Post Written by Gainesville, FL resident Jason Fults
Since Larry Gibson's successful visit to Gainesville, FL last March, we have been hard at work pursuing an official policy to end the purchase of Mountaintop Removal coal by our municipally-owned utility.
Gainesville Loves Mountains,” and asked citizens to contact their Commissioners and the utility to speak out against Mountaintop Removal. We received lots of positive media attention and it was clear that the Commission was hearing from people. I've seen firsthand that the more people learn about Mountaintop Removal, the less they want to be connected to it.
While we are having an impact on our Commissioners, the technocrats at our utility's fuels division have been steadfast in their opposition to any sort of restrictions on where they purchase their coal. As recently as last week, the Assistant General Manager of the utility was stating publicly that they remain “...reasonably agnostic on where the coal comes from, other than we prefer deep-mine coal for performance reasons.” Yet as we continued our campaign, other forces were at work.

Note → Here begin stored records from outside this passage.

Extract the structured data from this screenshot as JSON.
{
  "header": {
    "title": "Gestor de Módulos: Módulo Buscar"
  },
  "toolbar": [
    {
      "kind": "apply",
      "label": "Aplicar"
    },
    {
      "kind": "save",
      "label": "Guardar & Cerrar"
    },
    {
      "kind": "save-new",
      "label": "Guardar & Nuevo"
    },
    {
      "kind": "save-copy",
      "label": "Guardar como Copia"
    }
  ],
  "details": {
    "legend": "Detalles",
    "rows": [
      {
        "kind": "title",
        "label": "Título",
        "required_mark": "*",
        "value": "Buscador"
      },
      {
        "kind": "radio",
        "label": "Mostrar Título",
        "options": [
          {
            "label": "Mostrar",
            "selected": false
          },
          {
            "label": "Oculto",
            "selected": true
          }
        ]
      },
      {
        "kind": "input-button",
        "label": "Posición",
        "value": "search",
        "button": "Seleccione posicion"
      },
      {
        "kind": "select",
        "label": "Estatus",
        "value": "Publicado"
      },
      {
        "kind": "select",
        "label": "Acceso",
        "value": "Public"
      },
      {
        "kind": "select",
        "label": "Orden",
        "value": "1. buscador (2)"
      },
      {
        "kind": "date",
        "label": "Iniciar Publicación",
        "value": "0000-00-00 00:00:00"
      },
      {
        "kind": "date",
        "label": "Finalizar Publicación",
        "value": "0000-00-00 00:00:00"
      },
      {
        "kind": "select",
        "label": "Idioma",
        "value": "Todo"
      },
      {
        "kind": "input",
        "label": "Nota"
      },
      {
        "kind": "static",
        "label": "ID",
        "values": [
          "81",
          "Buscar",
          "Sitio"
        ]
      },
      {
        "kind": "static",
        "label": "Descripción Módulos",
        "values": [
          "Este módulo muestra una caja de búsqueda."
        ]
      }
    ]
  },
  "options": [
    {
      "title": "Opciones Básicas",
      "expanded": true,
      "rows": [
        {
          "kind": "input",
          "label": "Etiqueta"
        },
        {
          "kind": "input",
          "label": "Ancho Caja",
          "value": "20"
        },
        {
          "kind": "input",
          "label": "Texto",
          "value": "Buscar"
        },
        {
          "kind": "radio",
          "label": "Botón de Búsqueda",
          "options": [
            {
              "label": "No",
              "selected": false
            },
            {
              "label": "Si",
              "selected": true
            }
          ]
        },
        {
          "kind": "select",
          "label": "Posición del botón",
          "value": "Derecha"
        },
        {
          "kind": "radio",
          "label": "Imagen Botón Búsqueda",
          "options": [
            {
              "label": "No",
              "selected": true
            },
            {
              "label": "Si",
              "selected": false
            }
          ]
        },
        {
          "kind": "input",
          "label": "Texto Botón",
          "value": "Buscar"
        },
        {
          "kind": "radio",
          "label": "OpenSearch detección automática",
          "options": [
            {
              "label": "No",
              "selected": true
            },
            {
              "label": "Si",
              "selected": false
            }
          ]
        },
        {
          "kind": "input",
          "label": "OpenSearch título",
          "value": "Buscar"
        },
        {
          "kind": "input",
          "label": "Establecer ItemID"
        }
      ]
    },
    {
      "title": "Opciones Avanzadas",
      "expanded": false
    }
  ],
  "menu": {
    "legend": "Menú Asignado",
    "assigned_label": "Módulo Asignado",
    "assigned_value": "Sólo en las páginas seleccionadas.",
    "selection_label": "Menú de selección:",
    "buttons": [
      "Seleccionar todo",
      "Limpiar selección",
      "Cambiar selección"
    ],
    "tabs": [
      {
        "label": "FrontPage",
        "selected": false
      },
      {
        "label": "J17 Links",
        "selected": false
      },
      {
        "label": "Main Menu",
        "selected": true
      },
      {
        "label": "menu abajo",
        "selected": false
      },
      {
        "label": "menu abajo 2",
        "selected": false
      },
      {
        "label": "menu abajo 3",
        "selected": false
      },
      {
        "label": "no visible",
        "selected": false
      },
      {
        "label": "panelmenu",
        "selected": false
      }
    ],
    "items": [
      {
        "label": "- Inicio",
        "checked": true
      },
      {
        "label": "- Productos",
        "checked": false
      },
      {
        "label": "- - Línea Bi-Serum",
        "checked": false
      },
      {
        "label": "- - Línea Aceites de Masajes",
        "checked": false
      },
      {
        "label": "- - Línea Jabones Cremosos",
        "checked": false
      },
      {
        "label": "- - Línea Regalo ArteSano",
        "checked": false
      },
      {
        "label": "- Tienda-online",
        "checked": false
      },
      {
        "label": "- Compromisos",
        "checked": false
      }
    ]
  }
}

As it turns out, the growing availability of natural gas, resulting partly from the controversial gas drilling practice known as “fracking,” has driven fuel prices so low that in recent months the bottom appears to have come out from under the coal markets. Whereas our utility had previously considered deep-mined coal a luxury it could only sometimes afford, and had been using approximately 60% Mountaintop Removal coal, we were able this year to sign 1-year contracts for nearly 100% deep-mined coal and still come in under budget.
It is an awkward position to be in, to have “won” our local campaign against purchasing Mountaintop Removal coal, thanks in large part to another highly destructive mining practice. This “victory” is obviously inadequate, and our campaign will continue. Our goals for 2012 include:
• Continuing to discuss Mountaintop Removal at every opportunity. We'll host more film screenings and Appalachian activists this year, and continue to build public support in advance of the next round of coal contract negotiations later this year.
• Building a bridge between Gainesville and the Appalachian communities that provide our coal. One definitive victory that our campaign has had is a line item in all new coal contracts that requires the companies to disclose any major environmental violations. We'll be watching.
• Educating ourselves, our community, and our Congressional representatives on any federal efforts to ban Mountaintop Removal mining.
• Supporting a local effort for a more aggressive energy conservation ordinance that will move our community closer to a future free of electricity generated from fossil-fuels.
We want to hear what folks up in Appalachia have to say about our efforts, and want to encourage other communities that consume Mountaintop Removal coal to duplicate our campaign. Please contact us with any feedback, questions, or resources you have to offer.
Jason Fults, on behalf of Gainesville Loves Mountains